Annie Leibovitz is perhaps the most well known photographer in the world and her work always stands out from the crowded world of photography. While her Louis Vuitton campaign with Sean Connery is a few years old now, there is still a lot of great information to be gained from the beach shoot. Using nothing more than a Photek Softlighter, Annie balances her ambient light well with her soft broad lighting to create a really awesome series of images.
Earlier in the week we posted a quick video from Annie’s photoshoot with Keith Richards. Today I thought I’d share an interview Time Magazine did with Leibovitz where she talks about some of her work, what it’s like running a photoshoot, how she used to work with her assistants, and the whole Miley Cyrus controversy. There are no cameras or crazy lighting in this video but I think all of that stuff becomes secondary in comparison to being a confident photographer, having great ideas, and executing a productive photoshoot. Hope you enjoy
I’m a big fan of Annie Leibovitz’s photography (who isn’t), and a few weeks ago I was admiring this photograph she did of Keith Richards for Louis Vuitton. I was really happy when I found a short behind the scenes video of it via Strobist even though the quality is really poor. Click the post to view the final image and hopefully you can see how relatively simple this photoshoot was in lighting. It’s the overall production and attention to detail that really makes this image so awesome.
As photographers we face challenges day in and day out, but one of the toughest facets of the job is posing our subject. Regardless of experience, when a model steps in front of your lens for the first time he or she will expect some direction. It’s up to you to give that proper guidance, otherwise your images will just come up short. [more]

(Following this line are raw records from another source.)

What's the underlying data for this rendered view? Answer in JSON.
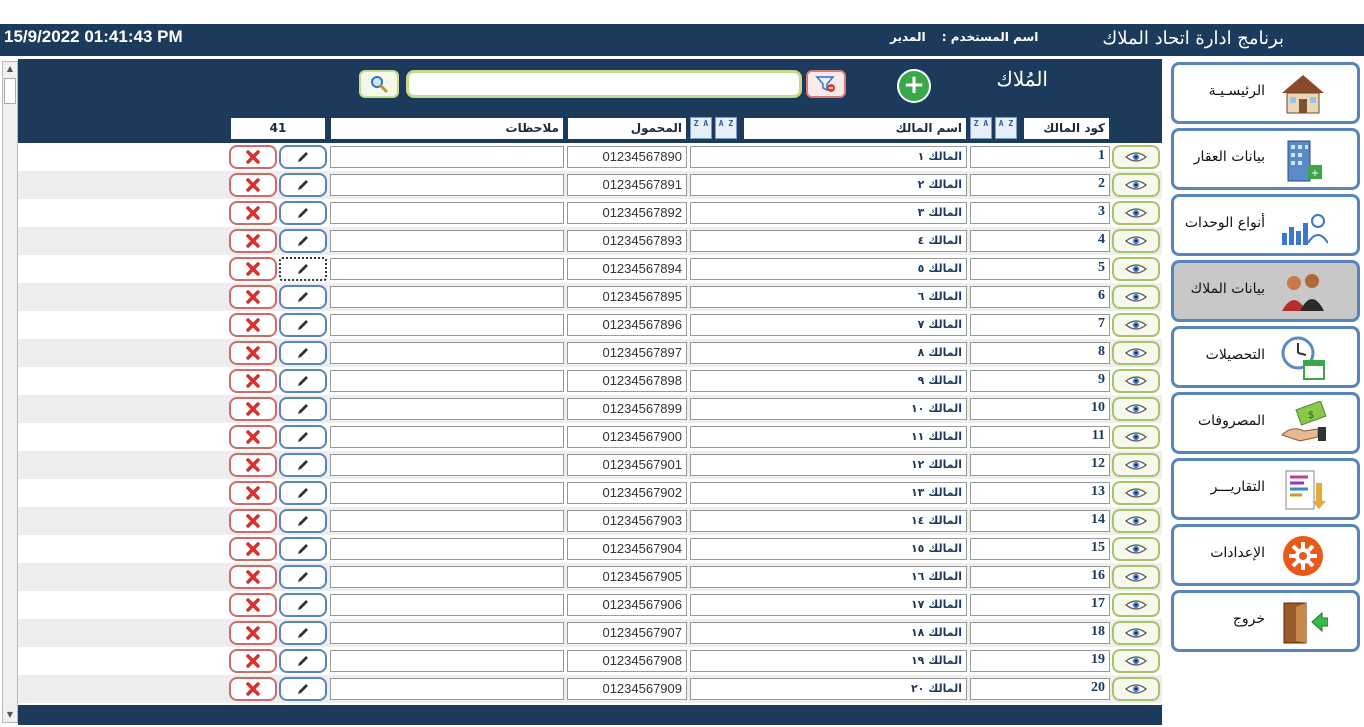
{
  "header": {
    "datetime": "15/9/2022 01:41:43 PM",
    "user_label": "اسم المستخدم :",
    "user_name": "المدير",
    "app_title": "برنامج ادارة اتحاد الملاك"
  },
  "page": {
    "title": "المُلاك",
    "search_value": "",
    "count": "41"
  },
  "columns": {
    "code": "كود المالك",
    "name": "اسم المالك",
    "mobile": "المحمول",
    "notes": "ملاحظات"
  },
  "sort": {
    "asc": "A Z",
    "desc": "Z A"
  },
  "rows": [
    {
      "code": "1",
      "name": "المالك ١",
      "mobile": "01234567890",
      "notes": ""
    },
    {
      "code": "2",
      "name": "المالك ٢",
      "mobile": "01234567891",
      "notes": ""
    },
    {
      "code": "3",
      "name": "المالك ٣",
      "mobile": "01234567892",
      "notes": ""
    },
    {
      "code": "4",
      "name": "المالك ٤",
      "mobile": "01234567893",
      "notes": ""
    },
    {
      "code": "5",
      "name": "المالك ٥",
      "mobile": "01234567894",
      "notes": ""
    },
    {
      "code": "6",
      "name": "المالك ٦",
      "mobile": "01234567895",
      "notes": ""
    },
    {
      "code": "7",
      "name": "المالك ٧",
      "mobile": "01234567896",
      "notes": ""
    },
    {
      "code": "8",
      "name": "المالك ٨",
      "mobile": "01234567897",
      "notes": ""
    },
    {
      "code": "9",
      "name": "المالك ٩",
      "mobile": "01234567898",
      "notes": ""
    },
    {
      "code": "10",
      "name": "المالك ١٠",
      "mobile": "01234567899",
      "notes": ""
    },
    {
      "code": "11",
      "name": "المالك ١١",
      "mobile": "01234567900",
      "notes": ""
    },
    {
      "code": "12",
      "name": "المالك ١٢",
      "mobile": "01234567901",
      "notes": ""
    },
    {
      "code": "13",
      "name": "المالك ١٣",
      "mobile": "01234567902",
      "notes": ""
    },
    {
      "code": "14",
      "name": "المالك ١٤",
      "mobile": "01234567903",
      "notes": ""
    },
    {
      "code": "15",
      "name": "المالك ١٥",
      "mobile": "01234567904",
      "notes": ""
    },
    {
      "code": "16",
      "name": "المالك ١٦",
      "mobile": "01234567905",
      "notes": ""
    },
    {
      "code": "17",
      "name": "المالك ١٧",
      "mobile": "01234567906",
      "notes": ""
    },
    {
      "code": "18",
      "name": "المالك ١٨",
      "mobile": "01234567907",
      "notes": ""
    },
    {
      "code": "19",
      "name": "المالك ١٩",
      "mobile": "01234567908",
      "notes": ""
    },
    {
      "code": "20",
      "name": "المالك ٢٠",
      "mobile": "01234567909",
      "notes": ""
    }
  ],
  "nav": [
    {
      "label": "الرئيسـيـة",
      "icon": "house-icon"
    },
    {
      "label": "بيانات العقار",
      "icon": "building-icon"
    },
    {
      "label": "أنواع الوحدات",
      "icon": "chart-user-icon"
    },
    {
      "label": "بيانات الملاك",
      "icon": "people-icon"
    },
    {
      "label": "التحصيلات",
      "icon": "clock-calendar-icon"
    },
    {
      "label": "المصروفات",
      "icon": "money-hand-icon"
    },
    {
      "label": "التقاريـــر",
      "icon": "report-icon"
    },
    {
      "label": "الإعدادات",
      "icon": "gear-icon"
    },
    {
      "label": "خروج",
      "icon": "exit-door-icon"
    }
  ],
  "active_nav": 3,
  "colors": {
    "navy": "#1b3a5c",
    "view_border": "#a8c468",
    "edit_border": "#5a84bc",
    "delete_border": "#d06a6a"
  }
}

I’m guilty. As a commercial and fashion editorial photographer as well as a writer for Fstoppers, I love lighting, bokeh, rigging, and all technicalities involved with cinematography and photography. For many months, content fell second to setup. From my experience, there are three types of photographers: those that confide in instinct and sunlight, those that rely on post processing, and those that excel at artificial lighting and formalities. [more]
I’m going to be honest with you right off the bat. As far as behind the scenes videos go, this one leaves a lot to be desired. However, as always there is still some information to be gained from it. The first and most important being that this entire series appears to be lit with one Profoto Acute2-D4 head nestled snugly in a Softlighter. Naturally with this being a Leibovitz shoot there is a solid bit of post production and that is surprisingly where the lesson lies here. [more]
When I first picked up a DSLR and got a taste of artificial lighting, I loved shooting in darkness. I felt like I could control light a lot easier without having to fight the ambiance of a location or sun. Using an array of speedlights, I would light the location and subject how I wanted. Sometimes, that included putting speedlights in lamps or mounting them in the background. Eventually, that style took a sharp 180 degree turn, now I love using natural light in my favor to create a dramatic portrait. [more]
Martin Schoeller is one of my all time favorite portrait photographers. In this behind the scenes video we go on a journey with Martin in one of his campaigns for one of my favorite Italian coffees, Lavazza. I’ll go so far as to say this is my favorite BTS video of the last six months. Below is another BTS video from Lavazza and a link to more. [more]
Top Photography Headlines Of The Week brings you some of the best stories from around the web from the world of photography. Read through to see some amazing photos of red lighting forming in space, crazy images from this years Burning Man and hear about an editorial photographer who set down his camera and headed to the shooting range. [more]
There are many great photography books out there but this is a list of five of my all-time favorites, the ones routinely jockeying for space on my nightstand even though I’ve read or pawed through them numerous times. Each is a continual source of inspiration and provides welcome insight into the thought-process behind successful imagemaking at the highest level. [more]
In the world of digital photography, retouching often plays just as much of a role in the final image as taking the photo(s). There seems to be an even split of professional photographers who do it all themselves vs those who hire it out, and lately I’ve been noticing some discussion based around where credit is due when a photo’s final appearance relies more on editing than setting up lights and pressing the shutter. [more]
The other day, David Bickley wrote a fantastic article on 365 projects. In the article he made some great points about how the project will sharpen the photographer’s skills and even lead to work. And while I agree that projects like this are great for growing as a photographer as well as producing regular content for your readers, I know that it can lead to burning out, for both the photographer and the reader.
Your “Likes”, “Tweets”, comments and clicks all help us know which are our best posts of the month. And because we don’t want anyone to miss any of Fstoppers’ goodness we put “The Best of” in a monthly newsletter for you. So, if you think you may have missed anything this last month, check out the top 10 posts and don’t forget to sign up for the newsletter if you haven’t already. [more]